His passing away, or maha-parinibbana, was no ordinary death. Having completely liberated himself from the ignorance that binds us to samsara, the cycle of birth and death, his passing away represents the dissolution of his physical body, but his enlightened mind had already gone beyond ordinary death and rebirth.
The Buddha demonstrated the full potential of a human life – that it is possible, for each and every one of us, to awaken to the truth about life, and to free ourselves from all suffering. In the Four Noble Truths and the Noble Eightfold Path, he clearly explained the wisdom he had
realised: the knowledge that that liberates us from samsara, and the path that leads us to actually realise this knowledge for ourselves.
The path to enlightenment requires the cultivation of both merits and wisdom. The purpose of merit-making practices during Vesak – such as generosity (dana), observing moral precepts (sila), and meditation (bhavana) – is to provide the right supporting conditions for us to develop this wisdom and insight into the true meaning and purpose of our life.
Merits, or meritorious deeds, are actions of body, speech and mind which give rise to happiness, joy, peace, and all the positive energies that support us physically, emotionally, mentally and spiritually.

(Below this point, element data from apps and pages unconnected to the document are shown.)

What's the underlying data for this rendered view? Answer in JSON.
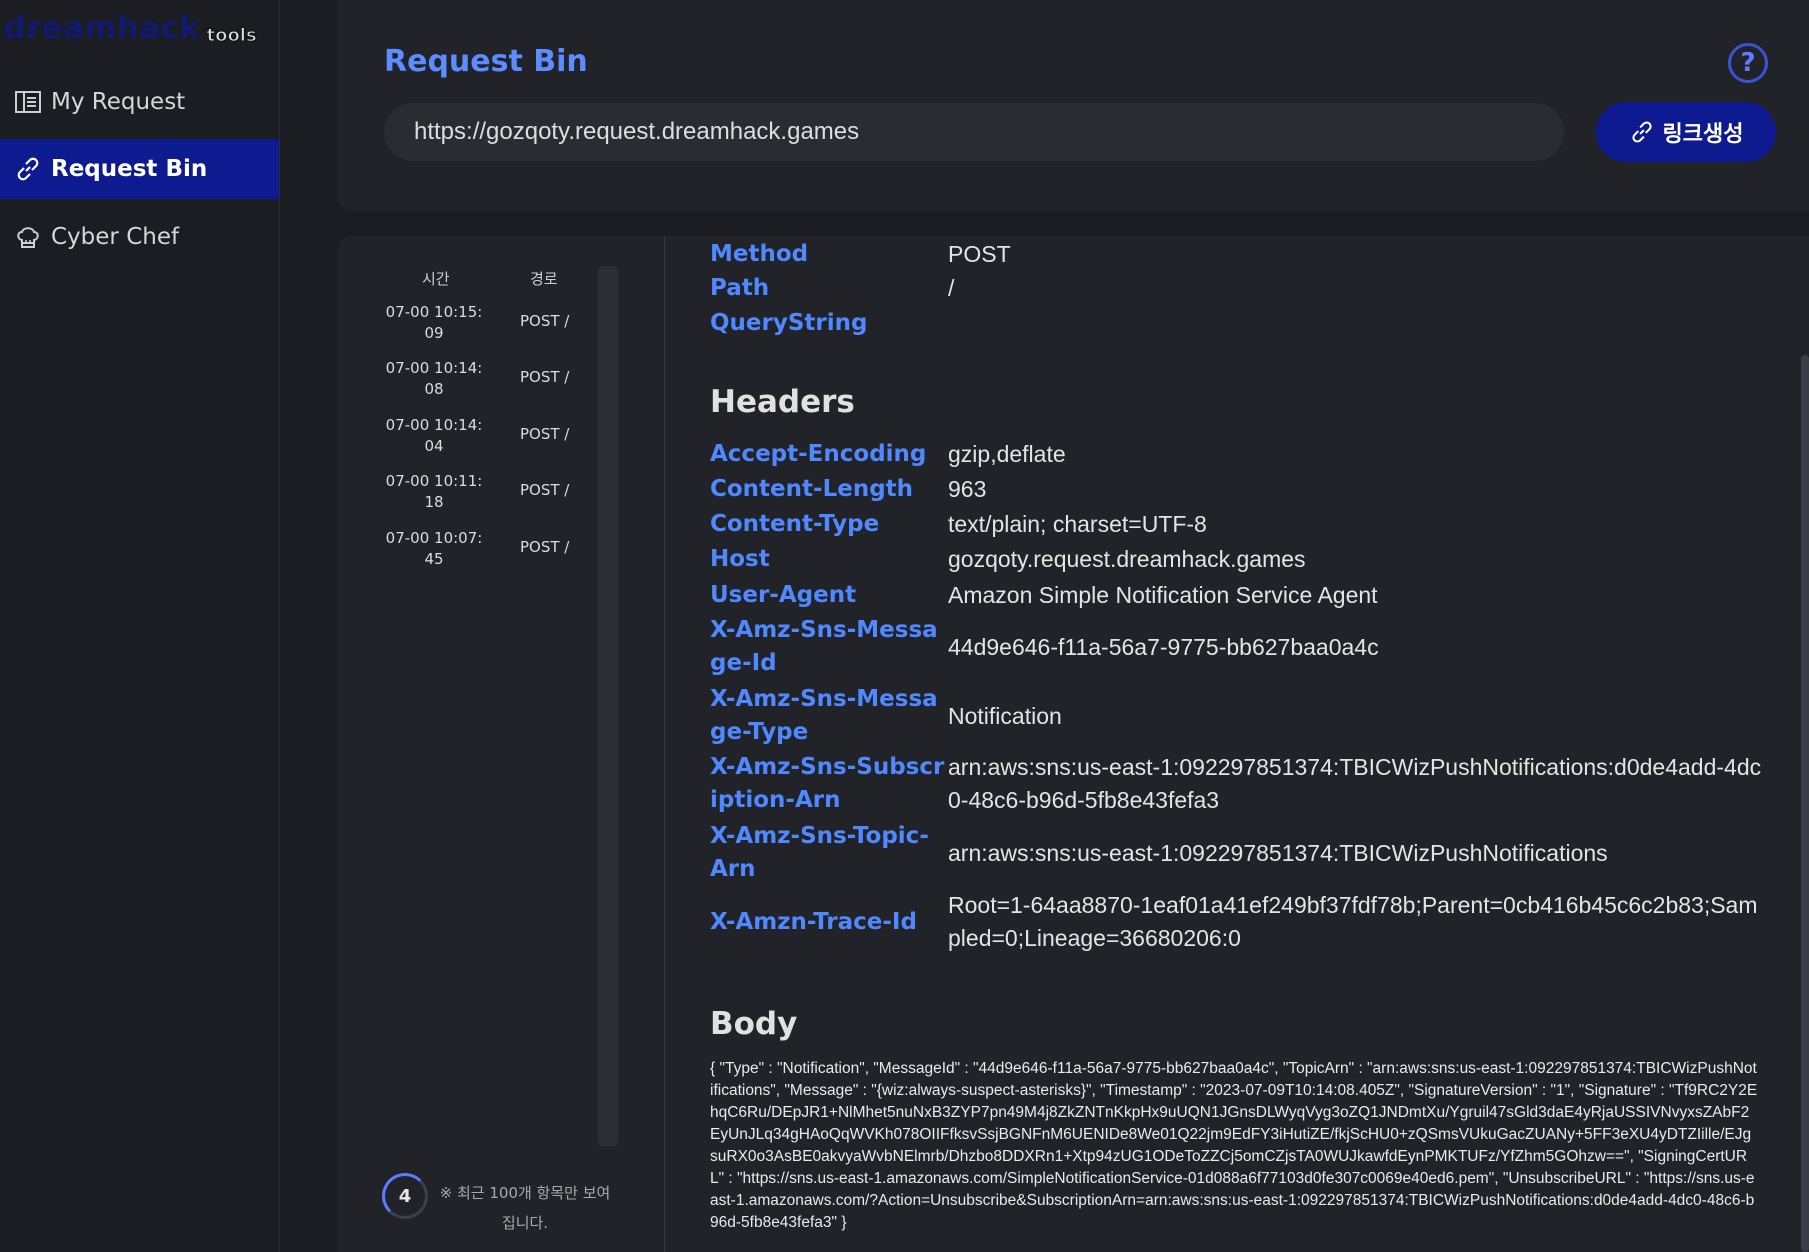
{
  "logo": {
    "brand": "dreamhack",
    "suffix": "tools"
  },
  "sidebar": {
    "items": [
      {
        "label": "My Request",
        "icon": "list-icon",
        "active": false
      },
      {
        "label": "Request Bin",
        "icon": "link-icon",
        "active": true
      },
      {
        "label": "Cyber Chef",
        "icon": "chef-hat-icon",
        "active": false
      }
    ]
  },
  "header": {
    "title": "Request Bin",
    "url": "https://gozqoty.request.dreamhack.games",
    "generate_label": "링크생성",
    "help": "?"
  },
  "list": {
    "col_time": "시간",
    "col_path": "경로",
    "rows": [
      {
        "time": "07-00 10:15:09",
        "path": "POST /"
      },
      {
        "time": "07-00 10:14:08",
        "path": "POST /"
      },
      {
        "time": "07-00 10:14:04",
        "path": "POST /"
      },
      {
        "time": "07-00 10:11:18",
        "path": "POST /"
      },
      {
        "time": "07-00 10:07:45",
        "path": "POST /"
      }
    ],
    "count": "4",
    "note": "※ 최근 100개 항목만 보여집니다."
  },
  "request": {
    "method_label": "Method",
    "method": "POST",
    "path_label": "Path",
    "path": "/",
    "query_label": "QueryString",
    "query": "",
    "headers_title": "Headers",
    "headers": [
      {
        "k": "Accept-Encoding",
        "v": "gzip,deflate"
      },
      {
        "k": "Content-Length",
        "v": "963"
      },
      {
        "k": "Content-Type",
        "v": "text/plain; charset=UTF-8"
      },
      {
        "k": "Host",
        "v": "gozqoty.request.dreamhack.games"
      },
      {
        "k": "User-Agent",
        "v": "Amazon Simple Notification Service Agent"
      },
      {
        "k": "X-Amz-Sns-Message-Id",
        "v": "44d9e646-f11a-56a7-9775-bb627baa0a4c"
      },
      {
        "k": "X-Amz-Sns-Message-Type",
        "v": "Notification"
      },
      {
        "k": "X-Amz-Sns-Subscription-Arn",
        "v": "arn:aws:sns:us-east-1:092297851374:TBICWizPushNotifications:d0de4add-4dc0-48c6-b96d-5fb8e43fefa3"
      },
      {
        "k": "X-Amz-Sns-Topic-Arn",
        "v": "arn:aws:sns:us-east-1:092297851374:TBICWizPushNotifications"
      },
      {
        "k": "X-Amzn-Trace-Id",
        "v": "Root=1-64aa8870-1eaf01a41ef249bf37fdf78b;Parent=0cb416b45c6c2b83;Sampled=0;Lineage=36680206:0"
      }
    ],
    "body_title": "Body",
    "body": "{ \"Type\" : \"Notification\", \"MessageId\" : \"44d9e646-f11a-56a7-9775-bb627baa0a4c\", \"TopicArn\" : \"arn:aws:sns:us-east-1:092297851374:TBICWizPushNotifications\", \"Message\" : \"{wiz:always-suspect-asterisks}\", \"Timestamp\" : \"2023-07-09T10:14:08.405Z\", \"SignatureVersion\" : \"1\", \"Signature\" : \"Tf9RC2Y2EhqC6Ru/DEpJR1+NlMhet5nuNxB3ZYP7pn49M4j8ZkZNTnKkpHx9uUQN1JGnsDLWyqVyg3oZQ1JNDmtXu/Ygruil47sGld3daE4yRjaUSSIVNvyxsZAbF2EyUnJLq34gHAoQqWVKh078OIIFfksvSsjBGNFnM6UENIDe8We01Q22jm9EdFY3iHutiZE/fkjScHU0+zQSmsVUkuGacZUANy+5FF3eXU4yDTZIille/EJgsuRX0o3AsBE0akvyaWvbNElmrb/Dhzbo8DDXRn1+Xtp94zUG1ODeToZZCj5omCZjsTA0WUJkawfdEynPMKTUFz/YfZhm5GOhzw==\", \"SigningCertURL\" : \"https://sns.us-east-1.amazonaws.com/SimpleNotificationService-01d088a6f77103d0fe307c0069e40ed6.pem\", \"UnsubscribeURL\" : \"https://sns.us-east-1.amazonaws.com/?Action=Unsubscribe&SubscriptionArn=arn:aws:sns:us-east-1:092297851374:TBICWizPushNotifications:d0de4add-4dc0-48c6-b96d-5fb8e43fefa3\" }"
  },
  "colors": {
    "accent": "#0e1a8f",
    "key": "#4f88ff",
    "title": "#5c8cff"
  }
}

Wisdom is the insight into the true nature of our lives. When fully realised, it is this wisdom that will completely free us from the ignorance that binds us to samsara. However, we cannot gain this wisdom simply by hearing of it, or studying what it is about – that is only intellectual knowledge. Rather we need to practise and develop our minds in order to actually experience the truth for ourselves.
That is why spending time to cultivate our minds is so important. We need to meditate, and to consolidate our meditation practice to build up the stillness and clarity of our minds. The best way to focus and sustain our cultivation of mind is in retreat. Meditation retreats give

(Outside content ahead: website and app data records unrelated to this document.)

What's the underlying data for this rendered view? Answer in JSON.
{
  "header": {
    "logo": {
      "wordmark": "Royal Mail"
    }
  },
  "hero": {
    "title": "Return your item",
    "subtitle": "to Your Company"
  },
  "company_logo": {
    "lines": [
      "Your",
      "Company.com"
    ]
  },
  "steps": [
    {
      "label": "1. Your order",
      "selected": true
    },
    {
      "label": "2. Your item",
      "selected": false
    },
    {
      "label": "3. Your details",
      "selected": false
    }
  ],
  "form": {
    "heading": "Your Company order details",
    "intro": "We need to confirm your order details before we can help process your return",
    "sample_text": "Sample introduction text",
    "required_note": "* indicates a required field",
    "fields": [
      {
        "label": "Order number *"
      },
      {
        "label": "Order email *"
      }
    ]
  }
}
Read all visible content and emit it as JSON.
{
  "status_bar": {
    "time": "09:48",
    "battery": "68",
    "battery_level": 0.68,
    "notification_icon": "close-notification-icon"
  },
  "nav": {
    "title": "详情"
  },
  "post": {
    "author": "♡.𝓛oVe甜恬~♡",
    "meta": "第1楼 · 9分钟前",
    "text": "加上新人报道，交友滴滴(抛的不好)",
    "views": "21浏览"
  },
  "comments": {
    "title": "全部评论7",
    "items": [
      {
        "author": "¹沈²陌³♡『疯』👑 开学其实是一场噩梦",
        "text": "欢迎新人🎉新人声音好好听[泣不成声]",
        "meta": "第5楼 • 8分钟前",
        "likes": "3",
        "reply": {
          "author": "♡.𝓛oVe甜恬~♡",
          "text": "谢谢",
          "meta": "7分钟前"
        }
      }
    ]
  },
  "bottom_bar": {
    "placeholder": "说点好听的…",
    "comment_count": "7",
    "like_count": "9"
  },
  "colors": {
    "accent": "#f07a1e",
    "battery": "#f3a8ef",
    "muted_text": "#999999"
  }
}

our busy minds time to relax and to have the space in which we can build up a continuity of mindfulness. This continuity of mindfulness will enable us to break the negative habit patterns of our mind, in particular, the habit of our minds to proliferate thoughts.

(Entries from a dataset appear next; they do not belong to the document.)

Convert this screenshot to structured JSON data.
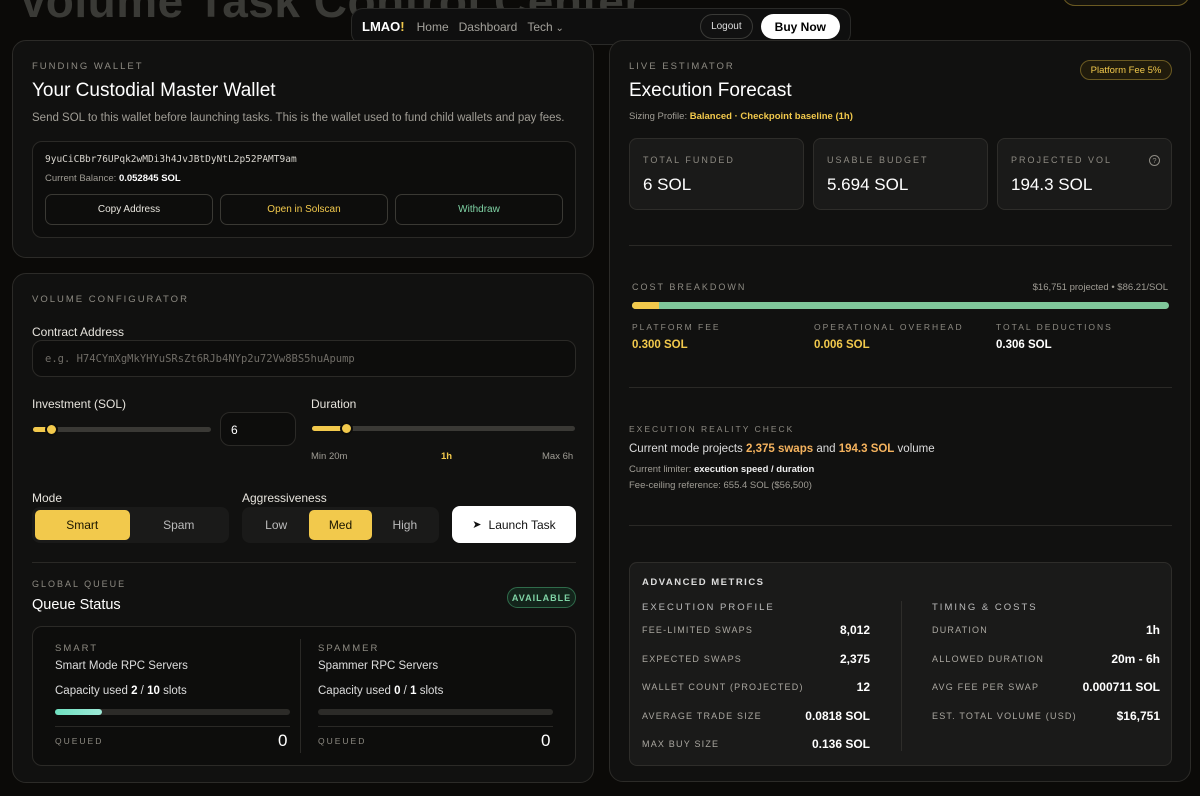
{
  "header": {
    "page_title": "Volume Task Control Center",
    "logo_text": "LMAO",
    "logo_mark": "!",
    "nav": [
      "Home",
      "Dashboard",
      "Tech"
    ],
    "logout": "Logout",
    "buy": "Buy Now"
  },
  "wallet": {
    "eyebrow": "FUNDING WALLET",
    "title": "Your Custodial Master Wallet",
    "description": "Send SOL to this wallet before launching tasks. This is the wallet used to fund child wallets and pay fees.",
    "address": "9yuCiCBbr76UPqk2wMDi3h4JvJBtDyNtL2p52PAMT9am",
    "balance_label": "Current Balance:",
    "balance": "0.052845 SOL",
    "copy": "Copy Address",
    "solscan": "Open in Solscan",
    "withdraw": "Withdraw"
  },
  "config": {
    "eyebrow": "VOLUME CONFIGURATOR",
    "contract_label": "Contract Address",
    "contract_placeholder": "e.g. H74CYmXgMkYHYuSRsZt6RJb4NYp2u72Vw8BS5huApump",
    "investment_label": "Investment (SOL)",
    "investment_value": "6",
    "investment_slider": 0.1,
    "duration_label": "Duration",
    "duration_slider": 0.13,
    "duration_min": "Min 20m",
    "duration_current": "1h",
    "duration_max": "Max 6h",
    "mode_label": "Mode",
    "modes": [
      "Smart",
      "Spam"
    ],
    "aggr_label": "Aggressiveness",
    "aggr": [
      "Low",
      "Med",
      "High"
    ],
    "launch": "Launch Task"
  },
  "queue": {
    "eyebrow": "GLOBAL QUEUE",
    "title": "Queue Status",
    "badge": "AVAILABLE",
    "smart": {
      "eyebrow": "SMART",
      "title": "Smart Mode RPC Servers",
      "cap_label": "Capacity used",
      "used": "2",
      "total": "10",
      "unit": "slots",
      "queued_label": "QUEUED",
      "queued": "0",
      "fill": 0.2
    },
    "spam": {
      "eyebrow": "SPAMMER",
      "title": "Spammer RPC Servers",
      "cap_label": "Capacity used",
      "used": "0",
      "total": "1",
      "unit": "slots",
      "queued_label": "QUEUED",
      "queued": "0",
      "fill": 0
    }
  },
  "forecast": {
    "eyebrow": "LIVE ESTIMATOR",
    "title": "Execution Forecast",
    "fee_badge": "Platform Fee 5%",
    "sizing_label": "Sizing Profile:",
    "sizing_value": "Balanced · Checkpoint baseline (1h)",
    "metrics": [
      {
        "label": "TOTAL FUNDED",
        "value": "6 SOL"
      },
      {
        "label": "USABLE BUDGET",
        "value": "5.694 SOL"
      },
      {
        "label": "PROJECTED VOL",
        "value": "194.3 SOL"
      }
    ],
    "cost_eyebrow": "COST BREAKDOWN",
    "cost_note": "$16,751 projected • $86.21/SOL",
    "cost_fee_fraction": 0.05,
    "costs": [
      {
        "label": "PLATFORM FEE",
        "value": "0.300 SOL"
      },
      {
        "label": "OPERATIONAL OVERHEAD",
        "value": "0.006 SOL"
      },
      {
        "label": "TOTAL DEDUCTIONS",
        "value": "0.306 SOL"
      }
    ],
    "reality_eyebrow": "EXECUTION REALITY CHECK",
    "reality_prefix": "Current mode projects",
    "reality_swaps": "2,375 swaps",
    "reality_and": "and",
    "reality_vol": "194.3 SOL",
    "reality_suffix": "volume",
    "limiter_label": "Current limiter:",
    "limiter_value": "execution speed / duration",
    "ceiling": "Fee-ceiling reference: 655.4 SOL ($56,500)"
  },
  "advanced": {
    "title": "ADVANCED METRICS",
    "profile_title": "EXECUTION PROFILE",
    "profile": [
      {
        "label": "FEE-LIMITED SWAPS",
        "value": "8,012"
      },
      {
        "label": "EXPECTED SWAPS",
        "value": "2,375"
      },
      {
        "label": "WALLET COUNT (PROJECTED)",
        "value": "12"
      },
      {
        "label": "AVERAGE TRADE SIZE",
        "value": "0.0818 SOL"
      },
      {
        "label": "MAX BUY SIZE",
        "value": "0.136 SOL"
      }
    ],
    "timing_title": "TIMING & COSTS",
    "timing": [
      {
        "label": "DURATION",
        "value": "1h"
      },
      {
        "label": "ALLOWED DURATION",
        "value": "20m - 6h"
      },
      {
        "label": "AVG FEE PER SWAP",
        "value": "0.000711 SOL"
      },
      {
        "label": "EST. TOTAL VOLUME (USD)",
        "value": "$16,751"
      }
    ]
  },
  "colors": {
    "accent": "#f2c94c",
    "success": "#7fd3a5",
    "background": "#0b0a08"
  }
}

It is only when our minds are stable, clear, and not easily distracted that insight or wisdom can arise. For this reason it is important to take the opportunity to go for retreats. If you are not ready, or not able to go for retreat, you can still build up a positive foundation to develop wisdom by cultivating merits.
In particular, supporting others to practise – by helping to organise retreats, or looking after the needs of practitioners – will generate merits that will in turn support you when you are ready to go for retreat. Furthermore, whenever you engage in meritorious actions, if you make a clear aspiration, determining to develop your mind in order to attain enlightenment, those merits will one day bear fruit.
In this way, the generation of merits supports the development of wisdom. However much we wish to develop wisdom, unless we have some merits, we will find it difficult, if not impossible, to have the right supporting conditions. The development of merits and wisdom complement each other in the path to Enlightenment and both are incorporated within the different factors of the Noble Eightfold Path.
So as you participate in Vesak merit-making activities, please keep in mind the ultimate purpose of our lives and be sure to direct this merit towards developing wisdom in order to gain Enlightenment, making a firm determination to follow the path to freedom which the Buddha has shown.
Our world today is in dire need of wisdom and compassion. Political, economic and social systems are struggling to cope with the complex issues of our times. We need to recognise that the root cause of global problems is not in the world outside; it is within – what goes on
in the minds of each and every one of us.
As the preamble to the UNESCO constitution states:
"since wars begin in the minds of men, it is in the minds of men that the defences of peace must be constructed".